- Wide stance and 16° backsweep feel perfect, particularly when wrenching up hills, out of the saddle
- Provides just enough flex and vibration dampening
- Large rise and moderate backsweep keep levers and controls out of the way of front bag
- Very lightweight (over a pound lighter than some chromoly moto-riser bars!)
- Added stack might be too much for some people (and tricky for bike fit)
- I wish there was a hair more real estate in flat/clamp area
- Pricey when compared to chromoly and aluminum bars
- Width: 825mm
- Upsweep: 8°
- Backsweep: 16°
- Rise: 70mm
- Clamp Diameter: 31.8mm
- Weight (actual, uncut): 286g
- Price: $215 USD
- Manufacturer’s Details: WhiskyParts.com
It’s hard to beat handlebars with a little extra rise and sweep for bikepacking. Not only can this improve the riding position for most folks, it also keeps the brake levers and cables out of the way of the typical front bag set up. For my preference, Whisky nailed the backsweep with the Milhouse, and it seems to have the right construction to give it a nice feel for added comfort. I wish they would have added a little more space on the flat clamp area of the bar, but it works with the bags I tried.
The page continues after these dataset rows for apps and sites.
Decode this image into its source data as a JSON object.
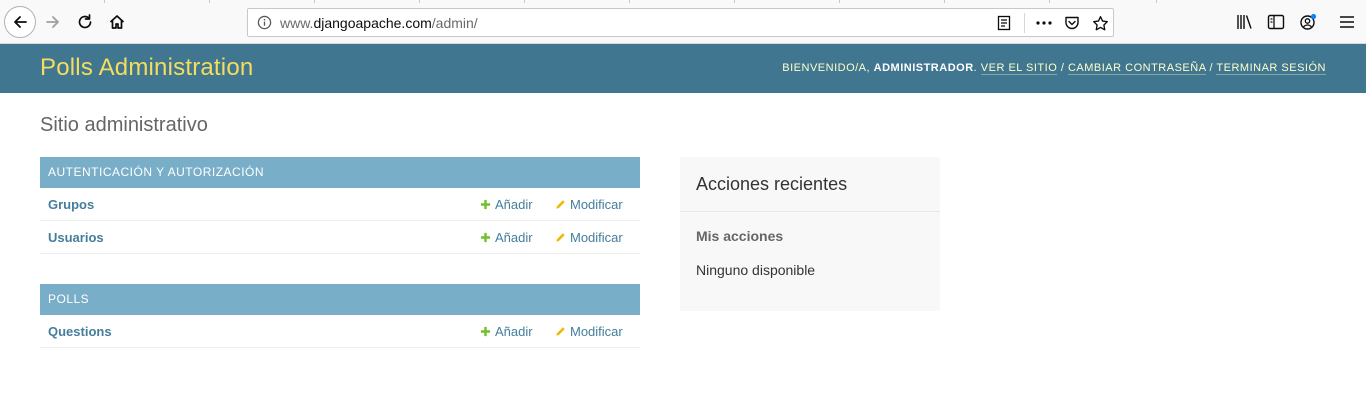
{
  "browser": {
    "url_prefix": "www.",
    "url_host": "djangoapache.com",
    "url_path": "/admin/",
    "icons": {
      "back": "back-arrow-icon",
      "forward": "forward-arrow-icon",
      "reload": "reload-icon",
      "home": "home-icon",
      "info": "info-icon",
      "reader": "reader-view-icon",
      "more": "more-dots-icon",
      "pocket": "pocket-icon",
      "bookmark": "star-icon",
      "library": "library-icon",
      "sidebar": "sidebar-icon",
      "account": "account-icon",
      "menu": "hamburger-menu-icon"
    }
  },
  "header": {
    "branding": "Polls Administration",
    "welcome": "Bienvenido/a,",
    "username": "administrador",
    "link_view_site": "Ver el sitio",
    "link_change_password": "Cambiar contraseña",
    "link_logout": "Terminar sesión",
    "separator": "/",
    "colors": {
      "header_bg": "#417690",
      "branding": "#f5dd5d",
      "caption_bg": "#79aec8",
      "link": "#447e9b"
    }
  },
  "content": {
    "title": "Sitio administrativo",
    "modules": [
      {
        "caption": "Autenticación y autorización",
        "models": [
          {
            "name": "Grupos",
            "add": "Añadir",
            "change": "Modificar"
          },
          {
            "name": "Usuarios",
            "add": "Añadir",
            "change": "Modificar"
          }
        ]
      },
      {
        "caption": "Polls",
        "models": [
          {
            "name": "Questions",
            "add": "Añadir",
            "change": "Modificar"
          }
        ]
      }
    ]
  },
  "recent_actions": {
    "title": "Acciones recientes",
    "subtitle": "Mis acciones",
    "empty": "Ninguno disponible"
  }
}
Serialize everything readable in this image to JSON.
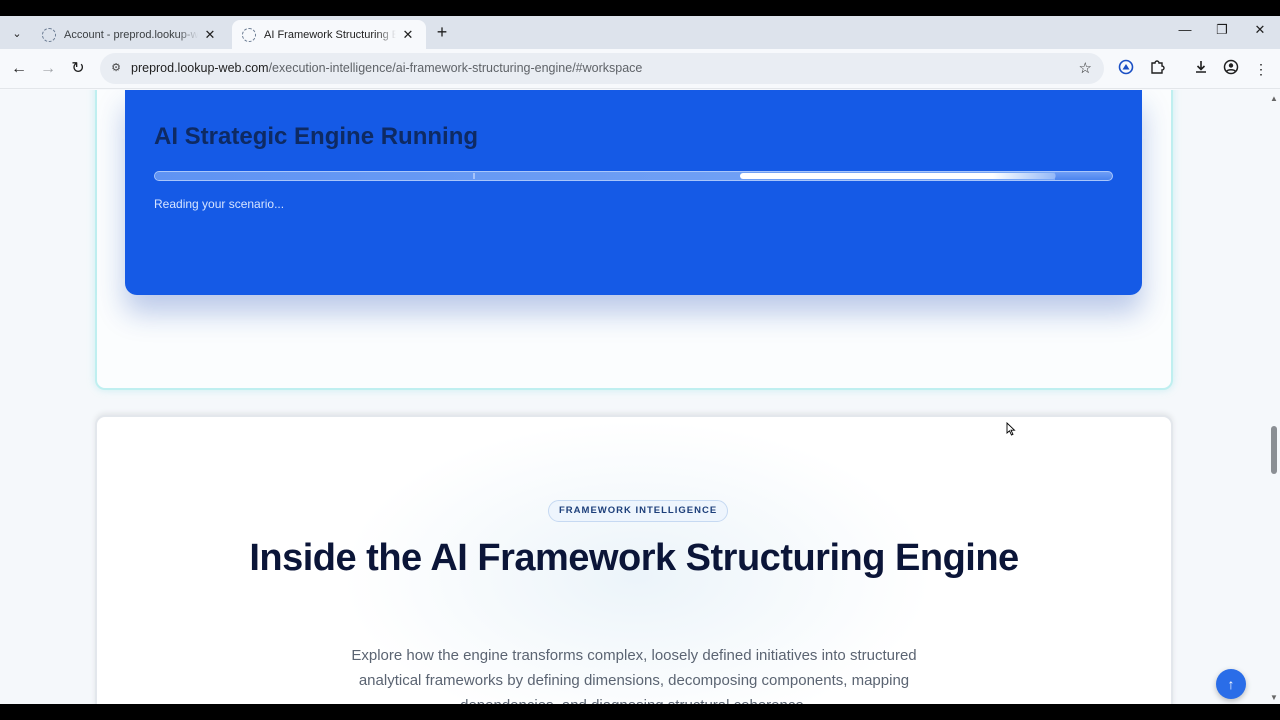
{
  "browser": {
    "tabs": [
      {
        "title": "Account - preprod.lookup-web.com",
        "active": false
      },
      {
        "title": "AI Framework Structuring Engine",
        "active": true
      }
    ],
    "tab_close_glyph": "✕",
    "new_tab_glyph": "+",
    "url_host": "preprod.lookup-web.com",
    "url_path": "/execution-intelligence/ai-framework-structuring-engine/#workspace"
  },
  "engine": {
    "title": "AI Strategic Engine Running",
    "status": "Reading your scenario...",
    "progress": 0.94,
    "accent": "#155ae6"
  },
  "framework": {
    "badge": "FRAMEWORK INTELLIGENCE",
    "title": "Inside the AI Framework Structuring Engine",
    "description": "Explore how the engine transforms complex, loosely defined initiatives into structured analytical frameworks by defining dimensions, decomposing components, mapping dependencies, and diagnosing structural coherence."
  },
  "icons": {
    "back": "back-arrow-icon",
    "forward": "forward-arrow-icon",
    "reload": "reload-icon",
    "scroll_top": "arrow-up-icon"
  }
}
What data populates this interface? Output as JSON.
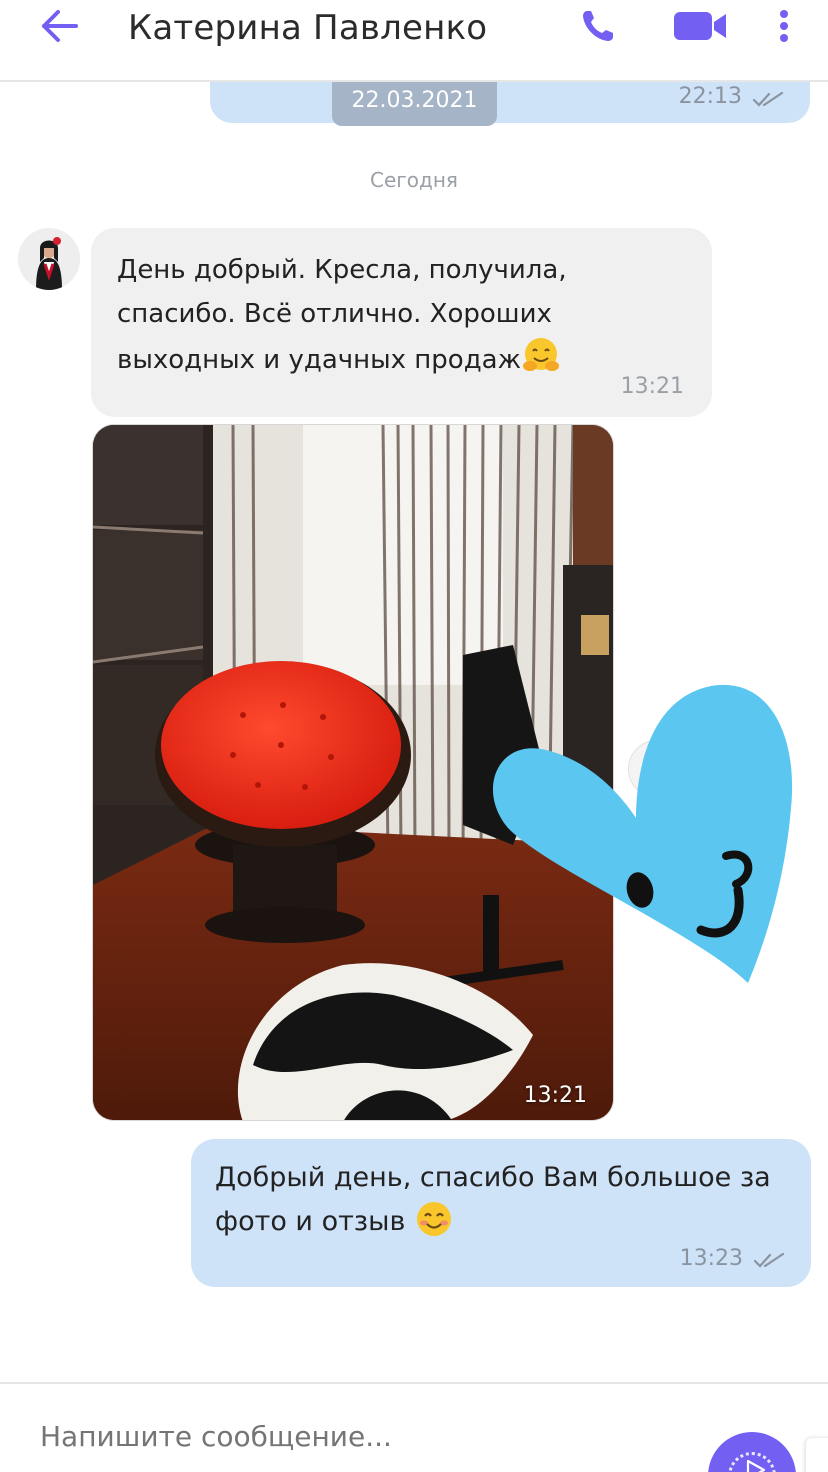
{
  "header": {
    "contact_name": "Катерина Павленко",
    "icons": [
      "back-arrow-icon",
      "phone-icon",
      "video-camera-icon",
      "more-vert-icon"
    ],
    "accent_color": "#7360f2"
  },
  "chat": {
    "previous_message": {
      "time": "22:13",
      "status": "read"
    },
    "date_separator": "22.03.2021",
    "day_label": "Сегодня",
    "incoming": {
      "text": "День добрый. Кресла, получила, спасибо. Всё отлично. Хороших выходных и удачных продаж",
      "emoji": "hugging-face",
      "time": "13:21"
    },
    "photo": {
      "time": "13:21",
      "description_icon": "photo-red-papasan-chair"
    },
    "sticker": "blue-heart-wink-sticker",
    "outgoing": {
      "text": "Добрый день, спасибо Вам большое за фото и отзыв",
      "emoji": "smiling-face",
      "time": "13:23",
      "status": "read"
    }
  },
  "composer": {
    "placeholder": "Напишите сообщение..."
  },
  "colors": {
    "outgoing_bubble": "#cfe3f8",
    "incoming_bubble": "#f0f0f0",
    "date_pill": "#a5b4c6",
    "sticker_heart": "#5bc6f0"
  }
}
Overall, it’s a really nice bar with a significant price tag. But if you’re looking to shave off some weight, add a bit of rise and back sweep, and increase the comfort level of your cockpit, it might be worth the investment. I only have about five rides on it at this point, so I’ll be sure to update this review down the road once I put some more miles on it.